played by a fantastic actor to boot.
The two-part 1966 episode he’s in is a wild ride from start
to finish, including a possible assassination attempt, the first window cameo
ever, and some truly outrageous and convoluted deathtraps (appropriate for a
rogue who “like any struggling novelist, overcomplicates the plot!”). One of which involves a giant cookbook. I am not making that up. All the expected ‘60s weird is there, but it’s
still a lot of fun.
Unfortunately, that was the only appearance he made in
Batman media for a long time. McDowall
wanted to come back for another two-parter, but his busy schedule got in the
way. He didn’t show up again until a
1989 Huntress arc that gave him a new grim ‘n’ gritty backstory.
“A victim of child abuse, his mother would lock him in a
closet while she worked on puzzles. (Alexander) Wyvern once started a fire in the closet in a desperate attempt to get
his mother to release him – only to wind up badly burned and, after he got his
mother’s attention, badly beaten.
Psychologically damaged, the boy grew into a serial killer. Though the violent character bore little
resemblance to the literature-obsessed felon of the 1960s, this version did
still leave Riddler-style clues for the police to hunt him down. Bookworm ultimately met his demise when he
set a deadly trap for the Huntress.
Huntress dressed as his mother, frightening him into running away and
tripping his own contraption, killing him.”
(From the Batman wiki)
It was lame, and we don’t talk about it anymore.
He made a few cameos in Deathstroke
the Terminators and Teen Titans
comics in the 90s, as well as a itty bitty nonspeaking appearance in Batman: The Brave and the Bold.
But in 2013 he made a glorious debut to comics in 2013 in
the Batman ’66 line, setting new
deathtraps and dropping new literary hints.
In one of his best appearances, he sets himself up as an adversary to
Batgirl, which is just perfect. Who
better to oppose Barbara Gordon, a librarian, than a book-themed supervillain?
(Yes, that is a giant bug demon. Long story.)
And in 2014 he reappeared in Gotham Academy, this time as the school’s English and theater
professor, which is even more perfect.
He’s a good teacher, if strict and a bit overdramatic. And let’s be honest, what isn’t cool about
having an ex-supervillain as a professor?
Also, this scene.

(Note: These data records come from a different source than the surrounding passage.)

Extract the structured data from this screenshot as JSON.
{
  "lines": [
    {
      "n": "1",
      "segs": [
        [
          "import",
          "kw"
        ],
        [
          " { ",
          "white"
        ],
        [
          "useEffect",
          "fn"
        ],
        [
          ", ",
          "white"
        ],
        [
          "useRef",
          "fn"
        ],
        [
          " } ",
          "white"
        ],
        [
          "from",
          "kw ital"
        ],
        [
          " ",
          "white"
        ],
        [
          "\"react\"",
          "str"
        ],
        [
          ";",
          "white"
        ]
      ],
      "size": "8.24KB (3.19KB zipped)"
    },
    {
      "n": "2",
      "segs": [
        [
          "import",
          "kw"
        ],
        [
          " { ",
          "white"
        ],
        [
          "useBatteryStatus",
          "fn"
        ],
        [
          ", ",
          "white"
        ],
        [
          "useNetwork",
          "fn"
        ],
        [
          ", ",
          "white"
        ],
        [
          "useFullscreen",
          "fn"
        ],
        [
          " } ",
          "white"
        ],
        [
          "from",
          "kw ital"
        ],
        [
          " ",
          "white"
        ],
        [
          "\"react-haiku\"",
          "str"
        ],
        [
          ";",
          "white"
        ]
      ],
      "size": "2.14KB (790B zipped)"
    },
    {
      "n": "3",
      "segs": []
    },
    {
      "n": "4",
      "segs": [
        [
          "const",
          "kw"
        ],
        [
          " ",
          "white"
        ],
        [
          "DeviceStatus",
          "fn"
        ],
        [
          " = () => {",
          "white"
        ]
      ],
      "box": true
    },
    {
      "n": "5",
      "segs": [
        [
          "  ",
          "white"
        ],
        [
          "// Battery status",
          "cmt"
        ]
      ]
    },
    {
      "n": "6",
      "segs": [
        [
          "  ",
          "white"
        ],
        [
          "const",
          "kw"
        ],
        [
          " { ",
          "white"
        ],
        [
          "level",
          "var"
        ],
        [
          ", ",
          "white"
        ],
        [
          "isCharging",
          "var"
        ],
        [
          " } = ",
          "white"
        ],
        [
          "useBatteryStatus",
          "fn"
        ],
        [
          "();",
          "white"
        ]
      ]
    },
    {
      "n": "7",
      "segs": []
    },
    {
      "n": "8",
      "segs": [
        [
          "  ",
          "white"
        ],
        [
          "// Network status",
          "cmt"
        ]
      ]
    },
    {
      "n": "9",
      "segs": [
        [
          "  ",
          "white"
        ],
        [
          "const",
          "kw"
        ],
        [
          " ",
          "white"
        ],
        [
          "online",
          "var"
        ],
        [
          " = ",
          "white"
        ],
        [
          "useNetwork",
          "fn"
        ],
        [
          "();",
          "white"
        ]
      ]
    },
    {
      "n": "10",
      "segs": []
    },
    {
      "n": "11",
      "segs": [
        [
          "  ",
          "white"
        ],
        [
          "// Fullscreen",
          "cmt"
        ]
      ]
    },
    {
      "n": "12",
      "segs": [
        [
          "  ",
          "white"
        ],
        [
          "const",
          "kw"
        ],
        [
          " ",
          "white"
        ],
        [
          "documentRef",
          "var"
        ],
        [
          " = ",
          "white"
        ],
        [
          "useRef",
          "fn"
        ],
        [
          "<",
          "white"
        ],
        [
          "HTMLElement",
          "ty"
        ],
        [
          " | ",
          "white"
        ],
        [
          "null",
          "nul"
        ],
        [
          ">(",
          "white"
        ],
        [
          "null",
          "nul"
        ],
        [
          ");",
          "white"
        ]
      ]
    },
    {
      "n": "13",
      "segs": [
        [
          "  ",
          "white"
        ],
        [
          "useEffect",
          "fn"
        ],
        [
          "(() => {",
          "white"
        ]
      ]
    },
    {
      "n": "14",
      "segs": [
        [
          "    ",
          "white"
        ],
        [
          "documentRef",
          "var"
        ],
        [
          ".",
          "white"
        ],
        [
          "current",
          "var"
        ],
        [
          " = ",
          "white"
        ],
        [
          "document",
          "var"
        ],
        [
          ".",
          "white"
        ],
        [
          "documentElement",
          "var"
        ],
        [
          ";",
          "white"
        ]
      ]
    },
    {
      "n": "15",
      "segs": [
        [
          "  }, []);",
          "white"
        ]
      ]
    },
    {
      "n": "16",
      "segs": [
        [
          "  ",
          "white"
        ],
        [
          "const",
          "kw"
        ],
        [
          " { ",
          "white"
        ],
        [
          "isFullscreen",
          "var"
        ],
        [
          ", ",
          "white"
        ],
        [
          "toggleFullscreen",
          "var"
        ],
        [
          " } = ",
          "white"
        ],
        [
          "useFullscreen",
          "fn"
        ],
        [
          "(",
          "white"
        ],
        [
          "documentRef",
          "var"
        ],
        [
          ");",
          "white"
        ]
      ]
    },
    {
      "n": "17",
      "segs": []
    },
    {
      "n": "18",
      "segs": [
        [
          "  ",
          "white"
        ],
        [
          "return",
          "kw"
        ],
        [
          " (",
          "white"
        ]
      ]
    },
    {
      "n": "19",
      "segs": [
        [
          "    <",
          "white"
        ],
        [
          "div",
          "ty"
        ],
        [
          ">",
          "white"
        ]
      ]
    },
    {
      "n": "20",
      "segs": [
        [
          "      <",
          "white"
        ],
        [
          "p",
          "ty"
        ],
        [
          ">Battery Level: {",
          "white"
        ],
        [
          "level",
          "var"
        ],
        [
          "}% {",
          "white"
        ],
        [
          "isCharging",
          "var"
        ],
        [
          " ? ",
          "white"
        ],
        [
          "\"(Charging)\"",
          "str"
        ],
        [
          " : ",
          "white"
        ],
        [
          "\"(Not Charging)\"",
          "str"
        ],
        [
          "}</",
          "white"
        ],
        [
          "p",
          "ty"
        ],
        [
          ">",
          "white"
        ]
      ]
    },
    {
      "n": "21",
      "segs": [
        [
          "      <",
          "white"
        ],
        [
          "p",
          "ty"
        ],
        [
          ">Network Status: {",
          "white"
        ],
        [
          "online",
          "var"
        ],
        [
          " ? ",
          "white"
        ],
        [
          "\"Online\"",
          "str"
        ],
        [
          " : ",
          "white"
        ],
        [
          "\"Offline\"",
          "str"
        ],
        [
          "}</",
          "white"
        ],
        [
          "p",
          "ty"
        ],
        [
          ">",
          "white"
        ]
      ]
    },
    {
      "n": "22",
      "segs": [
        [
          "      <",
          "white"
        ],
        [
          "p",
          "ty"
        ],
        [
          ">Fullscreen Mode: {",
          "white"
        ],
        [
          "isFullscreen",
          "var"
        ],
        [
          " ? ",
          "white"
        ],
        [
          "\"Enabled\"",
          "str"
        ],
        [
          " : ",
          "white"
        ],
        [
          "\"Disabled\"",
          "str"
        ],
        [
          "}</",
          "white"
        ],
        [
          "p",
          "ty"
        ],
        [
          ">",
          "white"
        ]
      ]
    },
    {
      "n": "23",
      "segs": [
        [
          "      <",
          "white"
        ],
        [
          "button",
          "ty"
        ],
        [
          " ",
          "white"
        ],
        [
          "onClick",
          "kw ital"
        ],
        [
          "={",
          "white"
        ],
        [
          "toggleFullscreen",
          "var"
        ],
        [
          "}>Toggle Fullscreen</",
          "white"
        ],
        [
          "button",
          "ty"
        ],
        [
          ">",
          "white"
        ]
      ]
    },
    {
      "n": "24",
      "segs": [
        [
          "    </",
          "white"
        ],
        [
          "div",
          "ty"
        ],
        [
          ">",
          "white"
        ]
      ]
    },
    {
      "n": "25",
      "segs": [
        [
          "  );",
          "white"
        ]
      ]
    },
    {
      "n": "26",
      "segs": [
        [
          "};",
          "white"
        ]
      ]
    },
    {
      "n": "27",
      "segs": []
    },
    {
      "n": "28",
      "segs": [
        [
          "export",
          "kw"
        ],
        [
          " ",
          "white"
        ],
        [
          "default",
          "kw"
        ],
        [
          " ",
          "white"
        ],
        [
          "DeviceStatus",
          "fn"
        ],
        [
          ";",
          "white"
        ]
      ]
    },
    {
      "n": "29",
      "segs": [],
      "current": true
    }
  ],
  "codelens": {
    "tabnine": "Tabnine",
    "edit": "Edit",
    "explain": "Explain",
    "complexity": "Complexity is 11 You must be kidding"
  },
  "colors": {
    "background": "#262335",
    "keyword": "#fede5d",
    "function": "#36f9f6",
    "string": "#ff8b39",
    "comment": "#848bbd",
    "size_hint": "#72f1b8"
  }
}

This scene is awesome.
Yes, that is Egghead as played by Vincent Price. Gotham
Academy is just the best.
TL;DR, the Bookworm is an awesome, oft-overlooked Batman
baddie whom I highly recommend every fan check out. You won’t regret it!